## Assignment
Exclude the images, then return every line below exactly as written.

START Supplied entries

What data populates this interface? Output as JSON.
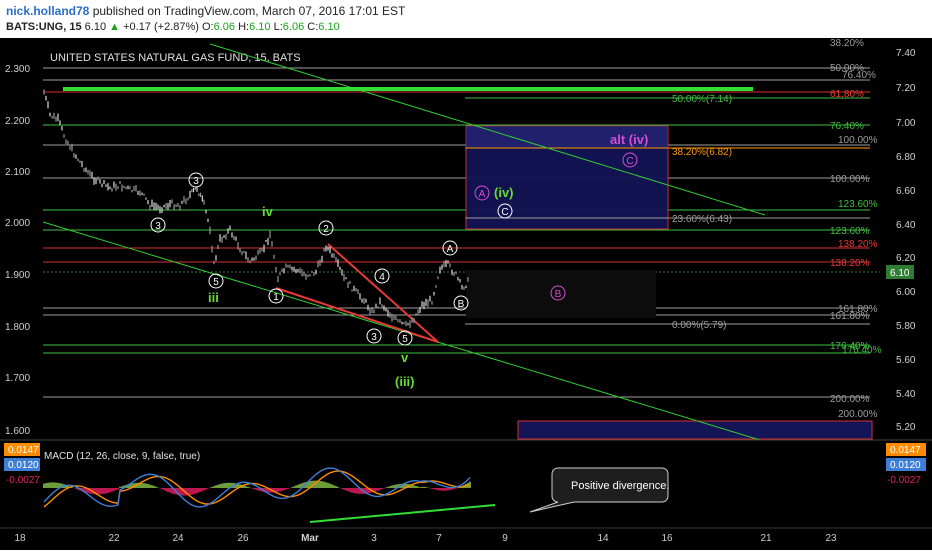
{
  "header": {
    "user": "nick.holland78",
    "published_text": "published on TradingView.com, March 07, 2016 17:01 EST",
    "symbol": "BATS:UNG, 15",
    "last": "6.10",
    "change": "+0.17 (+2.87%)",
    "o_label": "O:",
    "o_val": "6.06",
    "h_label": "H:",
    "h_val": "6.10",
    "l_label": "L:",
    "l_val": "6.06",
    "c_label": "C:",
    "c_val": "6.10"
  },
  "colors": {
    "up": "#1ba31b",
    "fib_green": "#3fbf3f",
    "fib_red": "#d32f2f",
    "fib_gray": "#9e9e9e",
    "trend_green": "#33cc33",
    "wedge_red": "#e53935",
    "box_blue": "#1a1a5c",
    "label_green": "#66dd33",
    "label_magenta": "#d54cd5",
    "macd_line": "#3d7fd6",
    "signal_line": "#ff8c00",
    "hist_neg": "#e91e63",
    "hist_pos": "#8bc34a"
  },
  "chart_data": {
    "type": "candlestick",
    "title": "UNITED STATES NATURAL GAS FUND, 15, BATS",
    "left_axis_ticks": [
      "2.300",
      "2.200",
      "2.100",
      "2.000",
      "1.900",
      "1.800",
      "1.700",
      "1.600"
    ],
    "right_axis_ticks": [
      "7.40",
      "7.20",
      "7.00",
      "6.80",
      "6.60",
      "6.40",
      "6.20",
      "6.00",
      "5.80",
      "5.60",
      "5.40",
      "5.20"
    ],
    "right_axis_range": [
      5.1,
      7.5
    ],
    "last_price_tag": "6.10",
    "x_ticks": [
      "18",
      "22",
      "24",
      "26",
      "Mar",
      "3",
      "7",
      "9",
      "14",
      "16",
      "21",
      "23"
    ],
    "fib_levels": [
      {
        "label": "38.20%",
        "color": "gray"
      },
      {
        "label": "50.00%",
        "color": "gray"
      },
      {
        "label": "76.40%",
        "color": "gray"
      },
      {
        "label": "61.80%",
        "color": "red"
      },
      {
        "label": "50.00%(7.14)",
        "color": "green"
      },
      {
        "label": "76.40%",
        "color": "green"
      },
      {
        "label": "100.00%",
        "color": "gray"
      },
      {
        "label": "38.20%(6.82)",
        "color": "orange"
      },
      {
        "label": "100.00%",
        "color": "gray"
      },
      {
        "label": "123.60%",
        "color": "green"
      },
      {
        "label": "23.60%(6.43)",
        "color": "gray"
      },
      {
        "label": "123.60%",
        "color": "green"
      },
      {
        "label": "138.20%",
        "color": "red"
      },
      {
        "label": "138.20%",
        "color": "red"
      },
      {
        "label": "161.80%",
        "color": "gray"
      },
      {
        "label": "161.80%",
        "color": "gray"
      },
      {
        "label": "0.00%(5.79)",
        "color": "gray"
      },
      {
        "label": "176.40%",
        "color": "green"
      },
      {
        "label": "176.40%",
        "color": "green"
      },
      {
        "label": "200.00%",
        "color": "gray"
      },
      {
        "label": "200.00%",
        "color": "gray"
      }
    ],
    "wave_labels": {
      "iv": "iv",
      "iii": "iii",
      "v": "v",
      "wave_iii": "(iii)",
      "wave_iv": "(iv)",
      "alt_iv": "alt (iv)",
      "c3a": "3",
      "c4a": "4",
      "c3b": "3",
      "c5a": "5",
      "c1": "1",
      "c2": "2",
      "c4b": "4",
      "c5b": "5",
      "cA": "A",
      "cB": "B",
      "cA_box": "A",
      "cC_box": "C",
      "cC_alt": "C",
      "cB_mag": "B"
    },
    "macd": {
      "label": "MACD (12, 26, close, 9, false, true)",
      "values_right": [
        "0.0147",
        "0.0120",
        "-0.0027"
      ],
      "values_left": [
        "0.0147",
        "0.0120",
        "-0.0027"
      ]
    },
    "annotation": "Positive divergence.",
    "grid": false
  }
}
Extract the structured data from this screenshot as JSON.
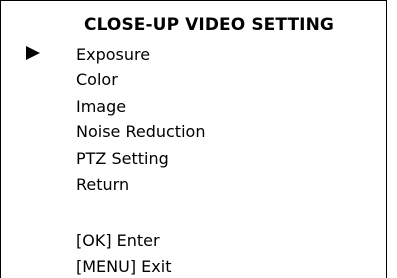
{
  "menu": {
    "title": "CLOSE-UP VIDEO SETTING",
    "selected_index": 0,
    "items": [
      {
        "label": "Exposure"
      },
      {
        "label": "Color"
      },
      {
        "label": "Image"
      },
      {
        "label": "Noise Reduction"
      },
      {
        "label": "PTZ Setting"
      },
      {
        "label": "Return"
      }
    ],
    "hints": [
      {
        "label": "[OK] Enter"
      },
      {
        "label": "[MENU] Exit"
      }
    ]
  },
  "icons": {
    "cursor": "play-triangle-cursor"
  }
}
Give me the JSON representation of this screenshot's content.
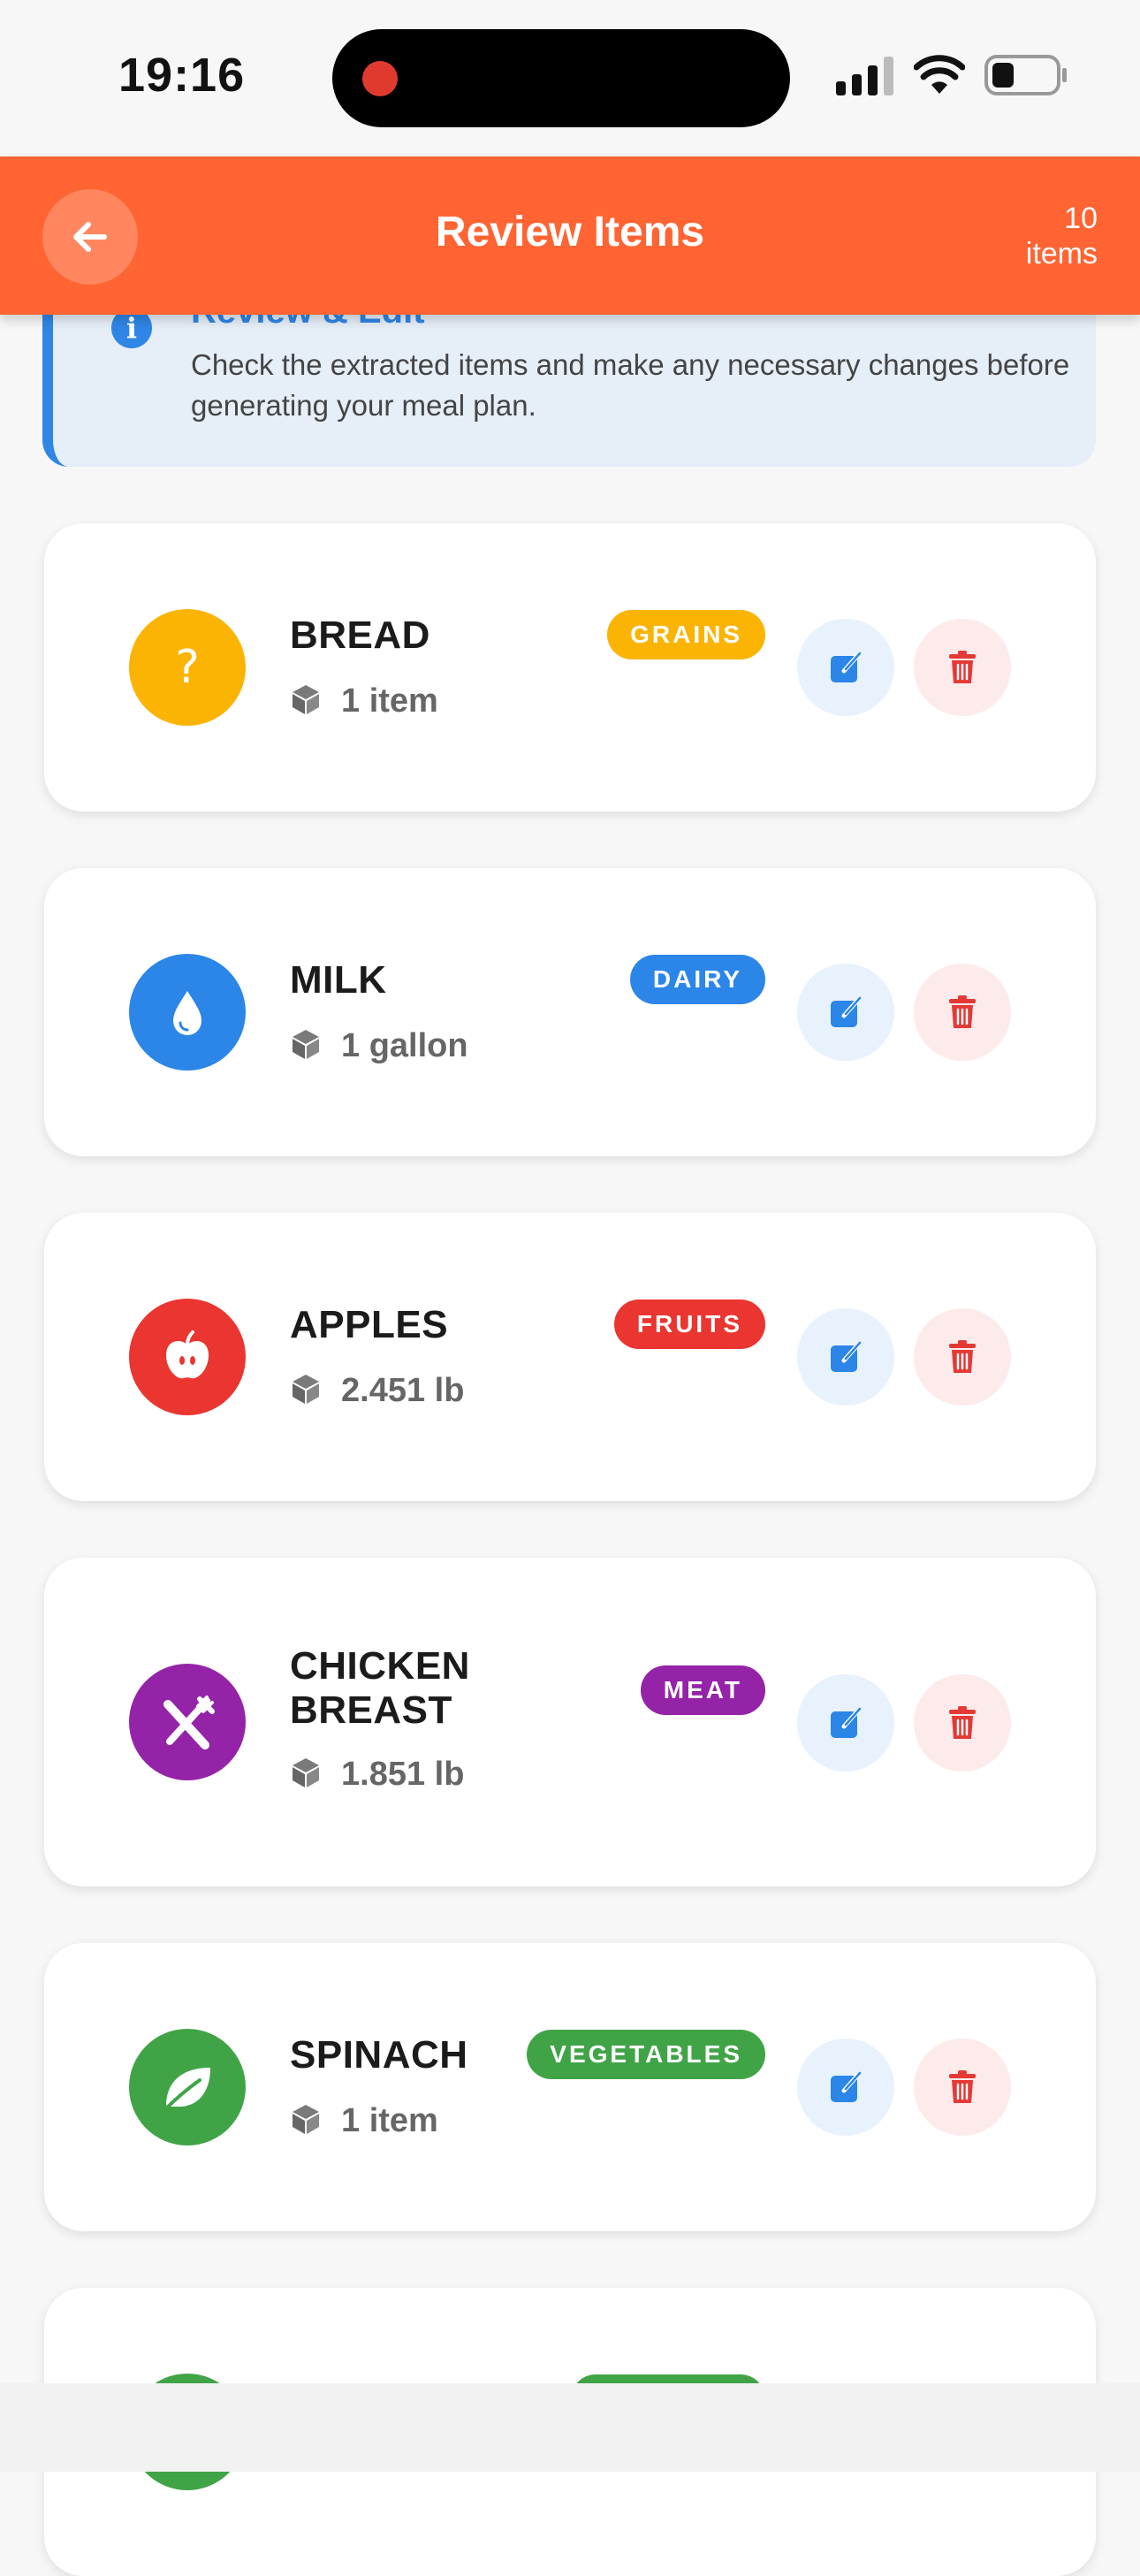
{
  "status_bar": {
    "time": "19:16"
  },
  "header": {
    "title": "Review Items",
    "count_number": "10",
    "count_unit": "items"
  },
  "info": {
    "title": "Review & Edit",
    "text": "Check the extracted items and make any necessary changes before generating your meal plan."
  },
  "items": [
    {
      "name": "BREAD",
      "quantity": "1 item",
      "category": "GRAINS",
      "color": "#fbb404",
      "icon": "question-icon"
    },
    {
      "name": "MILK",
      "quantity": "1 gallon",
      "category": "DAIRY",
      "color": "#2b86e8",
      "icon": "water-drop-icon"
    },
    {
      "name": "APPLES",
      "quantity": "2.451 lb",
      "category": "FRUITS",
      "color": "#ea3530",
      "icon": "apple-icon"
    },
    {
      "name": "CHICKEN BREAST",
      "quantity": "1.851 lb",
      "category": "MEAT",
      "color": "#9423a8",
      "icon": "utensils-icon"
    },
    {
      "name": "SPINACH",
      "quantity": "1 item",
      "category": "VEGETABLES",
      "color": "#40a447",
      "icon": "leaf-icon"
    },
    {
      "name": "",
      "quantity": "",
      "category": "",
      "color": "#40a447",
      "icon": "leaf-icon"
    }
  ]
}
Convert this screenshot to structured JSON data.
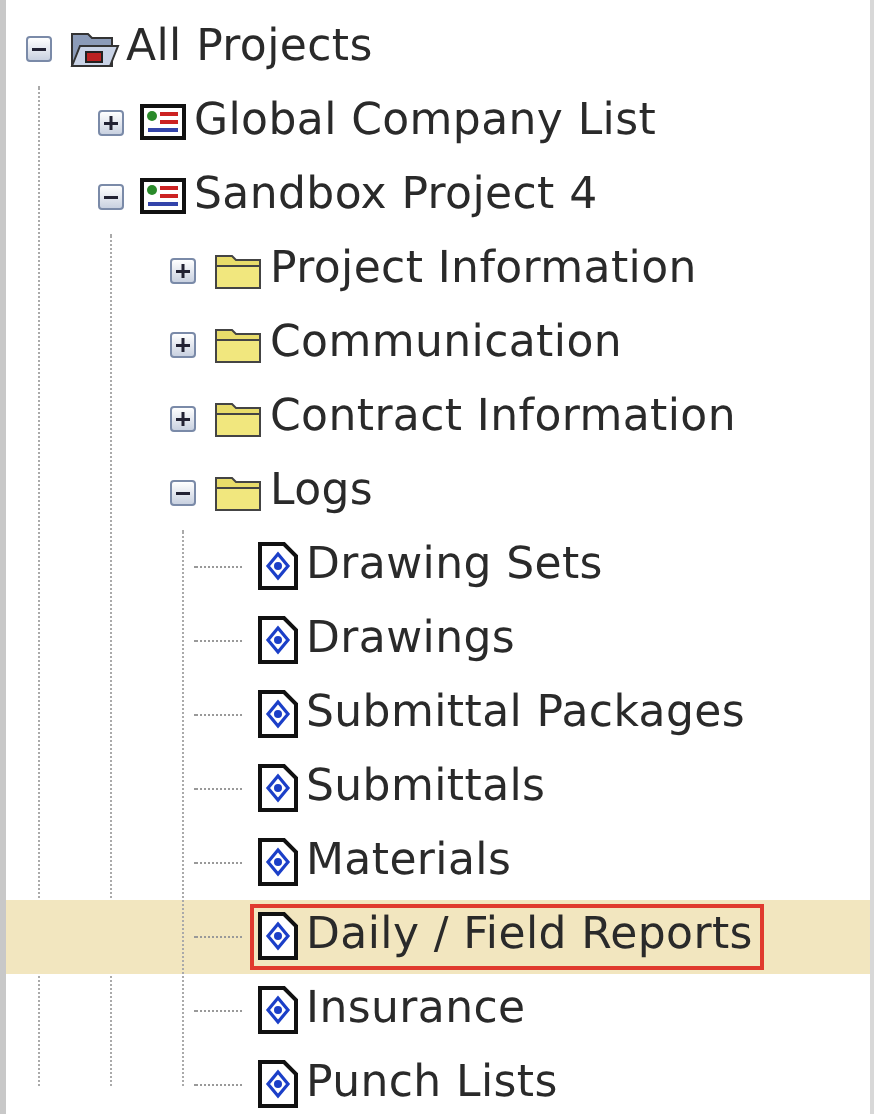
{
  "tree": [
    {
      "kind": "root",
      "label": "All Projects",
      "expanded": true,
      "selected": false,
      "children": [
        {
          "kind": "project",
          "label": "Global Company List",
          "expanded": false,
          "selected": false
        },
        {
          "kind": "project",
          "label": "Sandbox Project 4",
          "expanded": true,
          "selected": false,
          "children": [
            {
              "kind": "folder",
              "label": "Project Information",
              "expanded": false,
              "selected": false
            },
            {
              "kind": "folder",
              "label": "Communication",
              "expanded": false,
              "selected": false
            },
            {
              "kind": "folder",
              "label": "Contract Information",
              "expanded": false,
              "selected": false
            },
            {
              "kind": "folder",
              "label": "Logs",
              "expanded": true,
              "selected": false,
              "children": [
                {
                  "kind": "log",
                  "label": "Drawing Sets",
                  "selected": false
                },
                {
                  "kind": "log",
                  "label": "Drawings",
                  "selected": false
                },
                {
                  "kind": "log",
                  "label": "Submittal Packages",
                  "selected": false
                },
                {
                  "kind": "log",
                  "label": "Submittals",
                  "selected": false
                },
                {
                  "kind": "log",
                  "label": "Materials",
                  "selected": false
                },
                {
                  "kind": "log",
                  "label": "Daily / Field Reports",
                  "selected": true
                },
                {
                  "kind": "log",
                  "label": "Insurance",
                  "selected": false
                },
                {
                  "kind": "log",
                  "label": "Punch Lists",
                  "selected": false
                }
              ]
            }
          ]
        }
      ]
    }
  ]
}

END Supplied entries

## Output of the task
What data populates this interface? Output as JSON.
{
  "header": {
    "user": "nick.holland78",
    "published_text": "published on TradingView.com, March 07, 2016 17:01 EST",
    "symbol": "BATS:UNG, 15",
    "last": "6.10",
    "change": "+0.17 (+2.87%)",
    "o_label": "O:",
    "o_val": "6.06",
    "h_label": "H:",
    "h_val": "6.10",
    "l_label": "L:",
    "l_val": "6.06",
    "c_label": "C:",
    "c_val": "6.10"
  },
  "colors": {
    "up": "#1ba31b",
    "fib_green": "#3fbf3f",
    "fib_red": "#d32f2f",
    "fib_gray": "#9e9e9e",
    "trend_green": "#33cc33",
    "wedge_red": "#e53935",
    "box_blue": "#1a1a5c",
    "label_green": "#66dd33",
    "label_magenta": "#d54cd5",
    "macd_line": "#3d7fd6",
    "signal_line": "#ff8c00",
    "hist_neg": "#e91e63",
    "hist_pos": "#8bc34a"
  },
  "chart_data": {
    "type": "candlestick",
    "title": "UNITED STATES NATURAL GAS FUND, 15, BATS",
    "left_axis_ticks": [
      "2.300",
      "2.200",
      "2.100",
      "2.000",
      "1.900",
      "1.800",
      "1.700",
      "1.600"
    ],
    "right_axis_ticks": [
      "7.40",
      "7.20",
      "7.00",
      "6.80",
      "6.60",
      "6.40",
      "6.20",
      "6.00",
      "5.80",
      "5.60",
      "5.40",
      "5.20"
    ],
    "right_axis_range": [
      5.1,
      7.5
    ],
    "last_price_tag": "6.10",
    "x_ticks": [
      "18",
      "22",
      "24",
      "26",
      "Mar",
      "3",
      "7",
      "9",
      "14",
      "16",
      "21",
      "23"
    ],
    "fib_levels": [
      {
        "label": "38.20%",
        "color": "gray"
      },
      {
        "label": "50.00%",
        "color": "gray"
      },
      {
        "label": "76.40%",
        "color": "gray"
      },
      {
        "label": "61.80%",
        "color": "red"
      },
      {
        "label": "50.00%(7.14)",
        "color": "green"
      },
      {
        "label": "76.40%",
        "color": "green"
      },
      {
        "label": "100.00%",
        "color": "gray"
      },
      {
        "label": "38.20%(6.82)",
        "color": "orange"
      },
      {
        "label": "100.00%",
        "color": "gray"
      },
      {
        "label": "123.60%",
        "color": "green"
      },
      {
        "label": "23.60%(6.43)",
        "color": "gray"
      },
      {
        "label": "123.60%",
        "color": "green"
      },
      {
        "label": "138.20%",
        "color": "red"
      },
      {
        "label": "138.20%",
        "color": "red"
      },
      {
        "label": "161.80%",
        "color": "gray"
      },
      {
        "label": "161.80%",
        "color": "gray"
      },
      {
        "label": "0.00%(5.79)",
        "color": "gray"
      },
      {
        "label": "176.40%",
        "color": "green"
      },
      {
        "label": "176.40%",
        "color": "green"
      },
      {
        "label": "200.00%",
        "color": "gray"
      },
      {
        "label": "200.00%",
        "color": "gray"
      }
    ],
    "wave_labels": {
      "iv": "iv",
      "iii": "iii",
      "v": "v",
      "wave_iii": "(iii)",
      "wave_iv": "(iv)",
      "alt_iv": "alt (iv)",
      "c3a": "3",
      "c4a": "4",
      "c3b": "3",
      "c5a": "5",
      "c1": "1",
      "c2": "2",
      "c4b": "4",
      "c5b": "5",
      "cA": "A",
      "cB": "B",
      "cA_box": "A",
      "cC_box": "C",
      "cC_alt": "C",
      "cB_mag": "B"
    },
    "macd": {
      "label": "MACD (12, 26, close, 9, false, true)",
      "values_right": [
        "0.0147",
        "0.0120",
        "-0.0027"
      ],
      "values_left": [
        "0.0147",
        "0.0120",
        "-0.0027"
      ]
    },
    "annotation": "Positive divergence.",
    "grid": false
  }
}
Extract the structured data from this screenshot as JSON.
{
  "menu": {
    "title": "CLOSE-UP VIDEO SETTING",
    "selected_index": 0,
    "items": [
      {
        "label": "Exposure"
      },
      {
        "label": "Color"
      },
      {
        "label": "Image"
      },
      {
        "label": "Noise Reduction"
      },
      {
        "label": "PTZ Setting"
      },
      {
        "label": "Return"
      }
    ],
    "hints": [
      {
        "label": "[OK] Enter"
      },
      {
        "label": "[MENU] Exit"
      }
    ]
  },
  "icons": {
    "cursor": "play-triangle-cursor"
  }
}
Give me the JSON representation of this screenshot's content.
{
  "status_bar": {
    "time": "19:16"
  },
  "header": {
    "title": "Review Items",
    "count_number": "10",
    "count_unit": "items"
  },
  "info": {
    "title": "Review & Edit",
    "text": "Check the extracted items and make any necessary changes before generating your meal plan."
  },
  "items": [
    {
      "name": "BREAD",
      "quantity": "1 item",
      "category": "GRAINS",
      "color": "#fbb404",
      "icon": "question-icon"
    },
    {
      "name": "MILK",
      "quantity": "1 gallon",
      "category": "DAIRY",
      "color": "#2b86e8",
      "icon": "water-drop-icon"
    },
    {
      "name": "APPLES",
      "quantity": "2.451 lb",
      "category": "FRUITS",
      "color": "#ea3530",
      "icon": "apple-icon"
    },
    {
      "name": "CHICKEN BREAST",
      "quantity": "1.851 lb",
      "category": "MEAT",
      "color": "#9423a8",
      "icon": "utensils-icon"
    },
    {
      "name": "SPINACH",
      "quantity": "1 item",
      "category": "VEGETABLES",
      "color": "#40a447",
      "icon": "leaf-icon"
    },
    {
      "name": "",
      "quantity": "",
      "category": "",
      "color": "#40a447",
      "icon": "leaf-icon"
    }
  ]
}
Convert this screenshot to structured JSON data.
{
  "tree": [
    {
      "kind": "root",
      "label": "All Projects",
      "expanded": true,
      "selected": false,
      "children": [
        {
          "kind": "project",
          "label": "Global Company List",
          "expanded": false,
          "selected": false
        },
        {
          "kind": "project",
          "label": "Sandbox Project 4",
          "expanded": true,
          "selected": false,
          "children": [
            {
              "kind": "folder",
              "label": "Project Information",
              "expanded": false,
              "selected": false
            },
            {
              "kind": "folder",
              "label": "Communication",
              "expanded": false,
              "selected": false
            },
            {
              "kind": "folder",
              "label": "Contract Information",
              "expanded": false,
              "selected": false
            },
            {
              "kind": "folder",
              "label": "Logs",
              "expanded": true,
              "selected": false,
              "children": [
                {
                  "kind": "log",
                  "label": "Drawing Sets",
                  "selected": false
                },
                {
                  "kind": "log",
                  "label": "Drawings",
                  "selected": false
                },
                {
                  "kind": "log",
                  "label": "Submittal Packages",
                  "selected": false
                },
                {
                  "kind": "log",
                  "label": "Submittals",
                  "selected": false
                },
                {
                  "kind": "log",
                  "label": "Materials",
                  "selected": false
                },
                {
                  "kind": "log",
                  "label": "Daily / Field Reports",
                  "selected": true
                },
                {
                  "kind": "log",
                  "label": "Insurance",
                  "selected": false
                },
                {
                  "kind": "log",
                  "label": "Punch Lists",
                  "selected": false
                }
              ]
            }
          ]
        }
      ]
    }
  ]
}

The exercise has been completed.